A Winter walk through Summit Lake State Park
They always say that if you don’t like the weather in Indiana, wait 15 minutes. That was true on January 11, 2013 when an unseasonably warm day lead me out to Summit Lake State Park on a beautiful winter day.
When I first got to the park, I ran into a friend of mine, Summit’s Interpretive Naturalist Amber Hook and we decided to drive around. First back toward the campground, then toward the park’s south dock; it was at south dock that we noticed several birds on the lake. The birds included Canada Geese, Swans, and Coots. Many of these birds were sitting on the ice that was slowly melting in the 60 degree temperatures. Amber pointed out that there were 5 swans, three of which were juvenile. Most likely, the adults were the mother and father and the juveniles were siblings.
After our short pit stop at south dock we headed on over to the Summit Lake’s beach parking lot to begin walking trail 3. As we got out of the car to begin our walk we could hear Chipping Sparrow in the woods. The wood that trail 3 meanders through is known as a succession forest leading into a climactic forest, this means that most of the trees are hard wood, cherries and hickory, and range in age from about 60-100 years.
As we walked through the woods we noticed some scat, which was later identified as Coyote scat. While talking to Amber, I learned the difference between scat and dung. Scat is feces that come from an animal that eats meat, while dung comes from an animal that eats plants.
Trail 3 leads walkers toward the lake and has some beautiful sights of the lake; from this vantage you can see the lake’s dam and many coves that were created when the lake was built in the mid-70’s.

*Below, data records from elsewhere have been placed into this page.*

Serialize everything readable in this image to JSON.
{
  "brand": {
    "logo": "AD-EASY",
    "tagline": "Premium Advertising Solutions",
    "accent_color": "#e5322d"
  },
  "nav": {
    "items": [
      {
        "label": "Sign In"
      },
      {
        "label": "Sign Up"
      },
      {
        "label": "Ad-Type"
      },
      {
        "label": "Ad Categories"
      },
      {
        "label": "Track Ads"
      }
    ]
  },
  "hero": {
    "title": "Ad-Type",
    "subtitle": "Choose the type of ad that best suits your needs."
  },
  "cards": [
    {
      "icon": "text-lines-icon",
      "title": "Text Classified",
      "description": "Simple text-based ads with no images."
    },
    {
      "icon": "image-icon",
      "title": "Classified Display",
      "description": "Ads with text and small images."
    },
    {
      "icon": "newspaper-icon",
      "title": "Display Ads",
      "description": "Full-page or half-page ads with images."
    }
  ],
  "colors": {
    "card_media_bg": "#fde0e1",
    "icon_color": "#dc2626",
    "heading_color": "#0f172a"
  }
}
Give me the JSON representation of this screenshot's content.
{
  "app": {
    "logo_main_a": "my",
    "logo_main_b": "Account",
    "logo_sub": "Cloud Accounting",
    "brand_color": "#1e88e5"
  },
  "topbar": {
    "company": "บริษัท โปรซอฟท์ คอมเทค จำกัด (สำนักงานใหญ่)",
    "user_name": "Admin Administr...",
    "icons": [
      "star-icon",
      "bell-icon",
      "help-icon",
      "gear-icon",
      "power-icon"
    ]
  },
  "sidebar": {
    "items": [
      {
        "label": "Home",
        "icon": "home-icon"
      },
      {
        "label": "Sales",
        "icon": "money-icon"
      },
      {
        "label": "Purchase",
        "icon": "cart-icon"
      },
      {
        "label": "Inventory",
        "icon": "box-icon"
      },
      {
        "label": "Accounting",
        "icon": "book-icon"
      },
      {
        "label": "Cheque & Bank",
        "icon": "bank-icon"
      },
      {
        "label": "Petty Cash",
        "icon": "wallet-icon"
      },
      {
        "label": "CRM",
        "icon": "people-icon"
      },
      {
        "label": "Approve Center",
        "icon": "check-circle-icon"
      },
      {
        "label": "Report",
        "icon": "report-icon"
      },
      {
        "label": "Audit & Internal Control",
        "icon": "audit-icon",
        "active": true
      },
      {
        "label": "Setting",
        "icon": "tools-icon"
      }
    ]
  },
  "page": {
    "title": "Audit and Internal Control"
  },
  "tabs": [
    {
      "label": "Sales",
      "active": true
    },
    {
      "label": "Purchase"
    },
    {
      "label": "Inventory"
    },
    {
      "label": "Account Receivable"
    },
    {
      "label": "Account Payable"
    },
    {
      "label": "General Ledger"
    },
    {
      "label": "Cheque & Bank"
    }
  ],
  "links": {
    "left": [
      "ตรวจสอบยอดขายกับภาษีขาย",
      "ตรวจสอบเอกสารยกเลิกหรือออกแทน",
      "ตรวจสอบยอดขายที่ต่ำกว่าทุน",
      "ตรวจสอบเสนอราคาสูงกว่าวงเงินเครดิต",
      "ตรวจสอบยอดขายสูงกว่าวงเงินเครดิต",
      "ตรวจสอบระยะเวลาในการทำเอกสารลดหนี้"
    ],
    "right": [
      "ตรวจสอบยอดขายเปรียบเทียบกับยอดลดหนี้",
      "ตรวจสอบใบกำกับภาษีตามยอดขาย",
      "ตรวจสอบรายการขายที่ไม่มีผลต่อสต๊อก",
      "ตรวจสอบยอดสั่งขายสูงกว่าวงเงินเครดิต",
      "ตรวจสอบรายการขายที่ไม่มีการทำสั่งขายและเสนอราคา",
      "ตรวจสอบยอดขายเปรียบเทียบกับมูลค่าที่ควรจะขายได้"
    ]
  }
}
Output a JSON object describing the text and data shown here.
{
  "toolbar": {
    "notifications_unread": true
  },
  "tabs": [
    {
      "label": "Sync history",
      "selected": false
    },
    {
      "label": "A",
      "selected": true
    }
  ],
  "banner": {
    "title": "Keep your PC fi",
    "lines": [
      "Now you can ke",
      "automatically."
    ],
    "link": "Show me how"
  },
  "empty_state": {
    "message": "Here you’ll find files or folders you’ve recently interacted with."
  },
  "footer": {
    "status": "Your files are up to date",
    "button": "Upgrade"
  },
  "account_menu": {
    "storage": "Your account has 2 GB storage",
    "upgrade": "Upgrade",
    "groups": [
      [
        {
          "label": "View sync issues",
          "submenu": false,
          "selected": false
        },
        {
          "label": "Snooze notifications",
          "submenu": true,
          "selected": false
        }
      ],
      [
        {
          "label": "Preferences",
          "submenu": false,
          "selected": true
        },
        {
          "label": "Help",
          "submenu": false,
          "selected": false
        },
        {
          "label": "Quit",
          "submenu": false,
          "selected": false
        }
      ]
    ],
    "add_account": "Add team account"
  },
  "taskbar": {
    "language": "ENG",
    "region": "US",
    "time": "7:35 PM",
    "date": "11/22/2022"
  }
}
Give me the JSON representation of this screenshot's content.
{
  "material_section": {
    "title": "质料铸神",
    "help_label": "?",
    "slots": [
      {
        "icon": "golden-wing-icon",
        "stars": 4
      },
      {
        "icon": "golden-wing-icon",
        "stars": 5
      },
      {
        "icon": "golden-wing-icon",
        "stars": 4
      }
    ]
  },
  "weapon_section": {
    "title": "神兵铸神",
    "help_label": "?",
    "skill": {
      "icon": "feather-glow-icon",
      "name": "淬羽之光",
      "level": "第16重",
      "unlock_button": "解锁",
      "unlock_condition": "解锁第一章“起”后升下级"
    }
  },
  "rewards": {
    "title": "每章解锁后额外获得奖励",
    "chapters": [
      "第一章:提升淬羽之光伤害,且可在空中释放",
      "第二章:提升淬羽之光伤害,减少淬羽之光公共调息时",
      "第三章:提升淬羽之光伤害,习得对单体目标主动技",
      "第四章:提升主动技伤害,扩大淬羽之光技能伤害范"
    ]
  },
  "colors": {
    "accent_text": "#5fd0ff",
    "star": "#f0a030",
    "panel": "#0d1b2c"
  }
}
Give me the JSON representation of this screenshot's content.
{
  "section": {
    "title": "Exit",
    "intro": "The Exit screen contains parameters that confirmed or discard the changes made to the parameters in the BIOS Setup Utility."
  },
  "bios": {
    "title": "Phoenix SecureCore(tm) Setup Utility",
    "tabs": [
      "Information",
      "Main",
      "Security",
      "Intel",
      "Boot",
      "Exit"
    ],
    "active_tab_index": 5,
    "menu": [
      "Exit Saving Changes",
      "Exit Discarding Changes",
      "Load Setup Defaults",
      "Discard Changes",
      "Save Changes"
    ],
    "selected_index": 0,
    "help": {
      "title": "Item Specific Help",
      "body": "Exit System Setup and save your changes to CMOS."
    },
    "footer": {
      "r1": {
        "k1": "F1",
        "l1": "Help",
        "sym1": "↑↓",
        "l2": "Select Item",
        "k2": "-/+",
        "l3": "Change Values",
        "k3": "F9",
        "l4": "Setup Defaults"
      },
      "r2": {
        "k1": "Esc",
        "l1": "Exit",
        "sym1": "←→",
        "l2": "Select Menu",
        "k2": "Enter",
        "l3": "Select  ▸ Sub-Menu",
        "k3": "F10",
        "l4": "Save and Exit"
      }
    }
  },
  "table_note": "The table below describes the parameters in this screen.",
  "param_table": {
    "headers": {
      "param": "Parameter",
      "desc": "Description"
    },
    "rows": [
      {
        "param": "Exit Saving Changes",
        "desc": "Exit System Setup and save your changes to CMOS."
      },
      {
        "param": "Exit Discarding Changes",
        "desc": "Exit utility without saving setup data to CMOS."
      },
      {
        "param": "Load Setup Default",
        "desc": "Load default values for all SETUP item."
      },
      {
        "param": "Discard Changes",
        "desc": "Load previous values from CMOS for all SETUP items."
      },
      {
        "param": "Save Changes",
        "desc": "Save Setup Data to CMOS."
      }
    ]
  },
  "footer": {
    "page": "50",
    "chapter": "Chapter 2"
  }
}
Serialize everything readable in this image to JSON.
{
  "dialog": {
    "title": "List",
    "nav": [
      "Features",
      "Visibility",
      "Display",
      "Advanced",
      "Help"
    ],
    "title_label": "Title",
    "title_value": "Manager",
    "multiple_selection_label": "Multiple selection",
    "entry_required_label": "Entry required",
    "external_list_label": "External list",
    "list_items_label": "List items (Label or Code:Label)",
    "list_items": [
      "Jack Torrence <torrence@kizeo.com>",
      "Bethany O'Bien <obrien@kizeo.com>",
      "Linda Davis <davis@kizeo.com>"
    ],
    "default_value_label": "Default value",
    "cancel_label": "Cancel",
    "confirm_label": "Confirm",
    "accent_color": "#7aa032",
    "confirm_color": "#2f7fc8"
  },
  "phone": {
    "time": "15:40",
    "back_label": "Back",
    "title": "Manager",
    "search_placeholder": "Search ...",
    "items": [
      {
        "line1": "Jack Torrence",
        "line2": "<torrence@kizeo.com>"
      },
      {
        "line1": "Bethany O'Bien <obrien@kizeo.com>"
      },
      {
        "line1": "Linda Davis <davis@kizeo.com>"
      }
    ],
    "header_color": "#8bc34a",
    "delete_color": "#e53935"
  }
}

After a quick rest on a picnic table on the banks of the lake we decided to finish our walk. The remainder of the trail stays close to the lake and there are plenty of places to take some awesome pictures of the lake. The trail then leads out toward the park’s beach area, which still had a shallow glaze of ice that hadn’t quite melted yet. Amber and I parted ways; I got into my vehicle and home I went.